Dairy Australia Healthy Calves project leader Dr Jamie McNeil said the workshops arose from recent farmer surveys of calf rearing practices which found farmers were keen to learn more about best practices and calf management research.
“The workshops are designed to help farmers and calf rearers remain abreast of the latest developments in calf rearing and raise awareness of recent changes in animal welfare standards and regulations,” Dr McNeil said.
“The quality of calf rearing is improving all the time, as farmers understand the value of rearing well grown, healthy herd replacements and the importance of selling strong, fit and residue-free calves.”
The workshops, which are presented by leading dairy vets, also provide an opportunity for farmers to hear from each other about their calf rearing systems and what works for them.
Interest in the Healthy Calves workshops held so far in Gippsland, Tasmania and South Australia has been excellent. Participants said the workshops “reinforced best practices” and provided information and practices which could be “easily implemented and make a big difference to calf health”.
Colostrum management is one of the key topics covered in the one day Healthy Calves workshops and as part of this subject, farmers who attend are learning to use a simple tool called a Brix refractometer.
“A Brix refractometer is a device that is commonly used in viticulture to measure the sugar content of grapes, but dairy farmers are now using it to rapidly assess the quality of colostrum,” Dr McNeil said.
“It has long been known newborn calves need good quality colostrum (the first milk produced by a cow after calving) to give them the best start in life. “

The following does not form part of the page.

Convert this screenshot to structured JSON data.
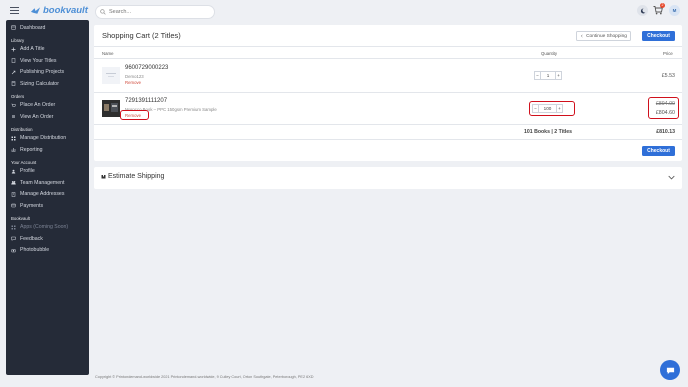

The workshop content is based on the practical experience of leading Australian dairy farmers, animal scientists and vets and as well as new advances in colostrum management, topics covered include pre-calving care, calf housing, nutrition, disease management and preparation for sale.
For more information or for a copy of “Rearing Healthy Calves – How to raise calves that thrive” handbook, contact Dairy Australia Manager Animal Health, Kathryn Davis, at firstname.lastname@example.org
The Healthy Calves Program is one of the many examples of the dairy service levy at work. Farmers receive a benefit of $3 for every $1 invested by Dairy Australia on their behalf. For more information on this and other levy investments visit www.dairyaustralia.com.au
Felicity Gallagher — External Communications, Dairy Australia
03 9694 3894 I 0417 540 059 I email@example.com